1. Mixes play with selling. Intentionally puts items for sale in the play space. This needs to be sacred ground, and publishers should respect this.
High ___ Medium ___ Low ___  Not Applicable ___ Comments: 

2. Holds work hostage. These experiences create a context that says "you have to pay up or you'll loose your work." This is a common practice in the business world. An income tax program might keep last year's records locked until you buy the current year's software. This might be OK for an adult, but is less ethical for children, especially if the app is keeping scores or creative work.
High ___ Medium ___ Low ___  Not Applicable ___ Comments: 

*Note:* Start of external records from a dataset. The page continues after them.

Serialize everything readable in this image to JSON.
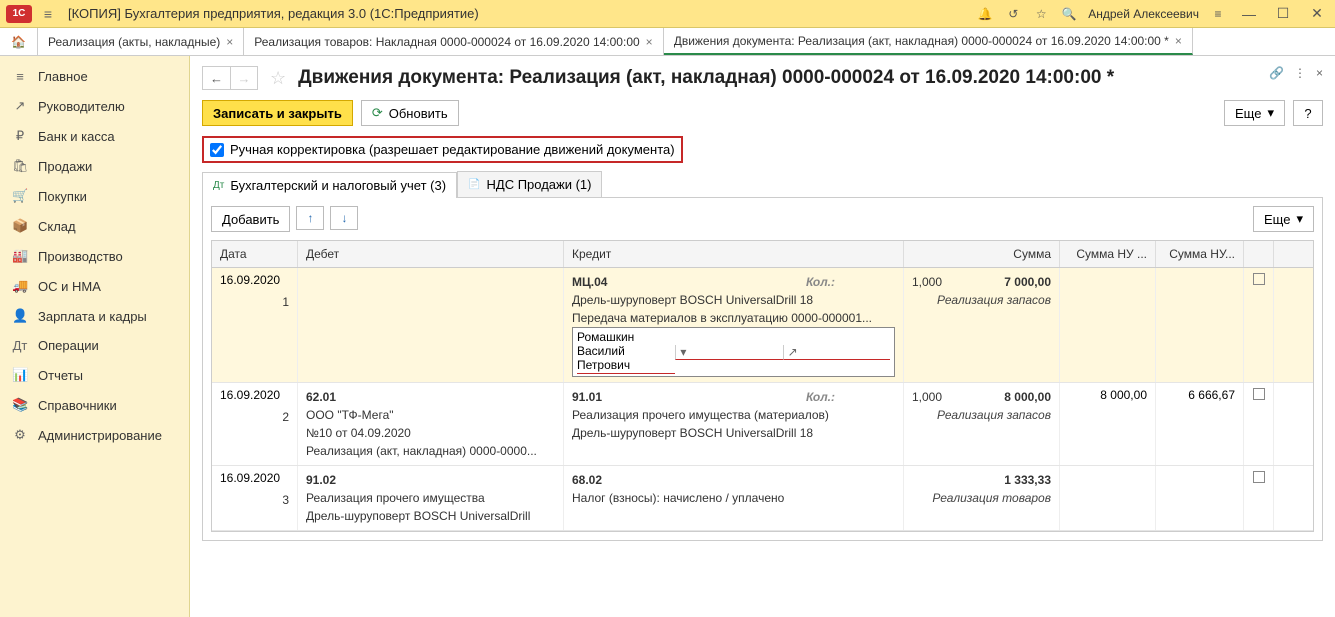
{
  "titlebar": {
    "title": "[КОПИЯ] Бухгалтерия предприятия, редакция 3.0  (1С:Предприятие)",
    "user": "Андрей Алексеевич"
  },
  "tabs": [
    {
      "label": "Реализация (акты, накладные)"
    },
    {
      "label": "Реализация товаров: Накладная 0000-000024 от 16.09.2020 14:00:00"
    },
    {
      "label": "Движения документа: Реализация (акт, накладная) 0000-000024 от 16.09.2020 14:00:00 *"
    }
  ],
  "sidebar": [
    {
      "icon": "≡",
      "label": "Главное"
    },
    {
      "icon": "↗",
      "label": "Руководителю"
    },
    {
      "icon": "₽",
      "label": "Банк и касса"
    },
    {
      "icon": "🛍",
      "label": "Продажи"
    },
    {
      "icon": "🛒",
      "label": "Покупки"
    },
    {
      "icon": "📦",
      "label": "Склад"
    },
    {
      "icon": "🏭",
      "label": "Производство"
    },
    {
      "icon": "🚚",
      "label": "ОС и НМА"
    },
    {
      "icon": "👤",
      "label": "Зарплата и кадры"
    },
    {
      "icon": "Дт",
      "label": "Операции"
    },
    {
      "icon": "📊",
      "label": "Отчеты"
    },
    {
      "icon": "📚",
      "label": "Справочники"
    },
    {
      "icon": "⚙",
      "label": "Администрирование"
    }
  ],
  "document": {
    "title": "Движения документа: Реализация (акт, накладная) 0000-000024 от 16.09.2020 14:00:00 *",
    "btn_save_close": "Записать и закрыть",
    "btn_refresh": "Обновить",
    "btn_more": "Еще",
    "checkbox_label": "Ручная корректировка (разрешает редактирование движений документа)"
  },
  "subtabs": [
    {
      "label": "Бухгалтерский и налоговый учет (3)"
    },
    {
      "label": "НДС Продажи (1)"
    }
  ],
  "grid_toolbar": {
    "add": "Добавить",
    "more": "Еще"
  },
  "grid_headers": {
    "date": "Дата",
    "debit": "Дебет",
    "credit": "Кредит",
    "sum": "Сумма",
    "nu1": "Сумма НУ ...",
    "nu2": "Сумма НУ..."
  },
  "rows": [
    {
      "date": "16.09.2020",
      "num": "1",
      "hl": true,
      "debit": [],
      "credit_main": "МЦ.04",
      "credit_qty_lbl": "Кол.:",
      "credit_qty": "1,000",
      "credit_lines": [
        "Дрель-шуруповерт BOSCH UniversalDrill 18",
        "Передача материалов в эксплуатацию 0000-000001..."
      ],
      "credit_input": "Ромашкин Василий Петрович",
      "sum": "7 000,00",
      "sum_note": "Реализация запасов",
      "nu1": "",
      "nu2": ""
    },
    {
      "date": "16.09.2020",
      "num": "2",
      "debit_main": "62.01",
      "debit_lines": [
        "ООО \"ТФ-Мега\"",
        "№10 от 04.09.2020",
        "Реализация (акт, накладная) 0000-0000..."
      ],
      "credit_main": "91.01",
      "credit_qty_lbl": "Кол.:",
      "credit_qty": "1,000",
      "credit_lines": [
        "Реализация прочего имущества (материалов)",
        "Дрель-шуруповерт BOSCH UniversalDrill 18"
      ],
      "sum": "8 000,00",
      "sum_note": "Реализация запасов",
      "nu1": "8 000,00",
      "nu2": "6 666,67"
    },
    {
      "date": "16.09.2020",
      "num": "3",
      "debit_main": "91.02",
      "debit_lines": [
        "Реализация прочего имущества",
        "Дрель-шуруповерт BOSCH UniversalDrill"
      ],
      "credit_main": "68.02",
      "credit_lines": [
        "Налог (взносы): начислено / уплачено"
      ],
      "sum": "1 333,33",
      "sum_note": "Реализация товаров",
      "nu1": "",
      "nu2": ""
    }
  ]
}
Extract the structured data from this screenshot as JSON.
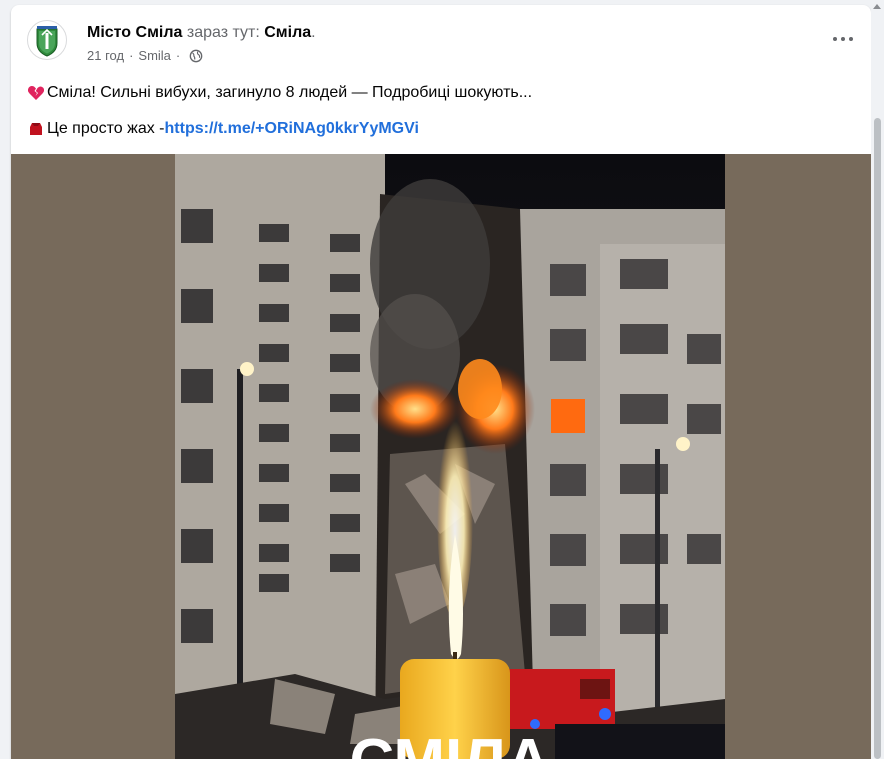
{
  "post": {
    "author_name": "Місто Сміла",
    "is_at_text": "зараз тут:",
    "location": "Сміла",
    "location_end": ".",
    "time": "21 год",
    "place": "Smila",
    "line1_text": "Сміла! Сильні вибухи, загинуло 8 людей — Подробиці шокують...",
    "line1_emoji": "broken-heart-icon",
    "line2_text": "Це просто жах - ",
    "line2_emoji": "red-envelope-icon",
    "link": "https://t.me/+ORiNAg0kkrYyMGVi",
    "audience_icon": "globe-icon",
    "more_icon": "more-horizontal-icon"
  },
  "media": {
    "overlay_text": "СМІЛА",
    "background_color": "#776a5b"
  }
}
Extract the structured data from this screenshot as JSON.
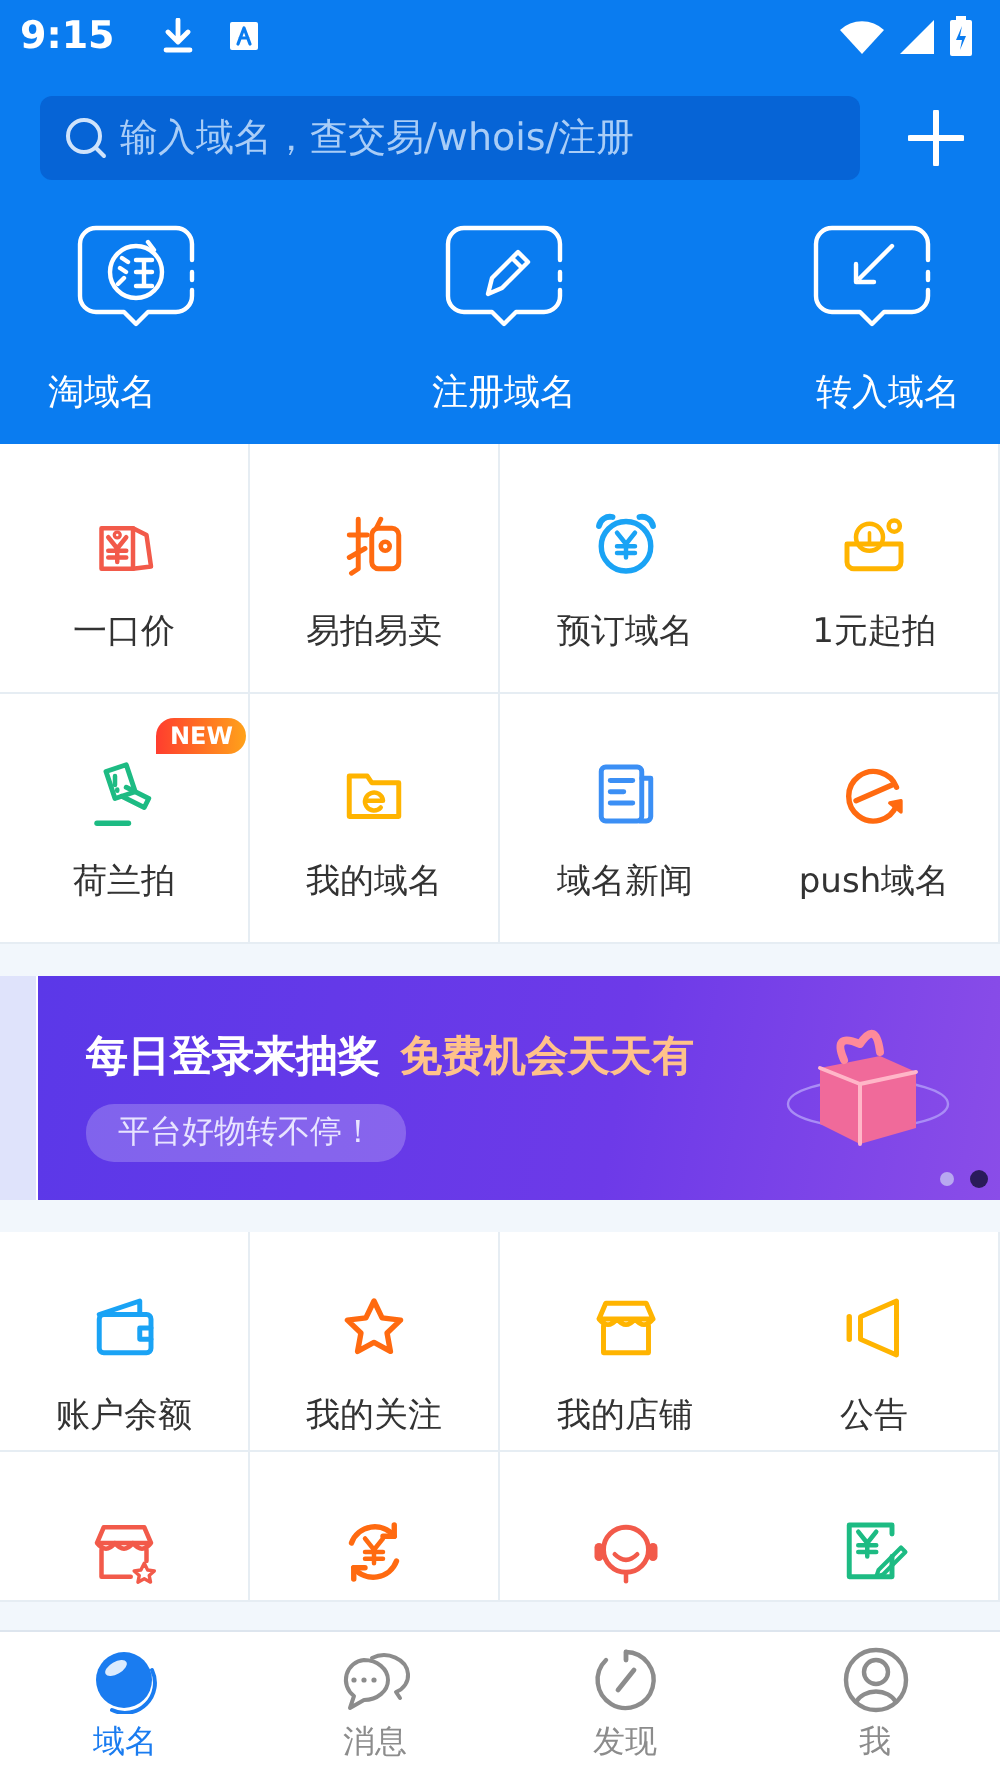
{
  "status_bar": {
    "time": "9:15"
  },
  "search": {
    "placeholder": "输入域名，查交易/whois/注册"
  },
  "quick_actions": [
    {
      "label": "淘域名"
    },
    {
      "label": "注册域名"
    },
    {
      "label": "转入域名"
    }
  ],
  "services": [
    {
      "label": "一口价"
    },
    {
      "label": "易拍易卖"
    },
    {
      "label": "预订域名"
    },
    {
      "label": "1元起拍"
    },
    {
      "label": "荷兰拍",
      "badge": "NEW"
    },
    {
      "label": "我的域名"
    },
    {
      "label": "域名新闻"
    },
    {
      "label": "push域名"
    }
  ],
  "banner": {
    "headline": "每日登录来抽奖",
    "highlight": "免费机会天天有",
    "slogan": "平台好物转不停！",
    "dots": [
      {
        "selected": false
      },
      {
        "selected": true
      }
    ]
  },
  "account": [
    {
      "label": "账户余额"
    },
    {
      "label": "我的关注"
    },
    {
      "label": "我的店铺"
    },
    {
      "label": "公告"
    }
  ],
  "tab_bar": [
    {
      "label": "域名",
      "selected": true
    },
    {
      "label": "消息",
      "selected": false
    },
    {
      "label": "发现",
      "selected": false
    },
    {
      "label": "我",
      "selected": false
    }
  ]
}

3. Uses a "candy lane." It’s common practice for food markets to place candy within reach of a child, to increase begging behavior when the parents are busy, and the money is out. Ethical stores give parents a “no candy lane” option, and apps can too, by building in options to turn off display ads or tempting IAP.
High ___ Medium ___ Low ___  Not Applicable ___ Comments: 

4. Uses a timer to pressure a decision. Apps use time, either to let a child pay to eliminate waiting or advancing, or to save progress.
High ___ Medium ___ Low ___  Not Applicable ___ Comments: 

5. Mixes selling and informing. Evil practice blurs commercial content.
High ___ Medium ___ Low ___  Not Applicable ___ Comments: 

6. Contains blind alleys. These are point of purchase messages that hide the exit icon, making it difficult to get back to the play without passing through the store.
High ___ Medium ___ Low ___  Not Applicable ___ Comments: 

7. Primes the pump, or sets the stage, for buying. Apps may use a fake currency (like gems) that is initially free and given to children, but then links this currency to real money, without clear links to the actual cost, presented in a developmentally appropriate way.
High ___ Medium ___ Low ___  Not Applicable ___ Comments: 

8. Does not discourage accidental purchases with intential confusion. We’ve seen IAP items that cannot be refunded that cost up to $99.99, along with special incentives and splashy labels.
High ___ Medium ___ Low ___  Not Applicable ___ Comments: 

9. Uses an intentionally weak parental gate. Merely entering any date or swiping with two fingers is not good enough to keep a motivated child from making a purchase.
High ___ Medium ___ Low ___  Not Applicable ___ Comments: 

10. Removes adult control over the experience. Evil products remove the control over a child’s exposure to IAP, and intentionally contain easy parental gate features.
High ___ Medium ___ Low ___  Not Applicable ___ Comments: 

Because we send no more than one email message per week, there will be no CTR Weekly tomorrow.

If you're at CES, don't miss the Kids at Play award ceremony -- a partnership between Living in Digital Times, producers of the 10th annual KAPi (Kids at Play Interactive) Awards, and Children’s Technology Review.

The KAPi Award ceremony will take place at CES 2019 in Las Vegas on Thursday, January 10, at 6:00 p.m. at the Venetian Hotel, Level 4, Lando Room 4302.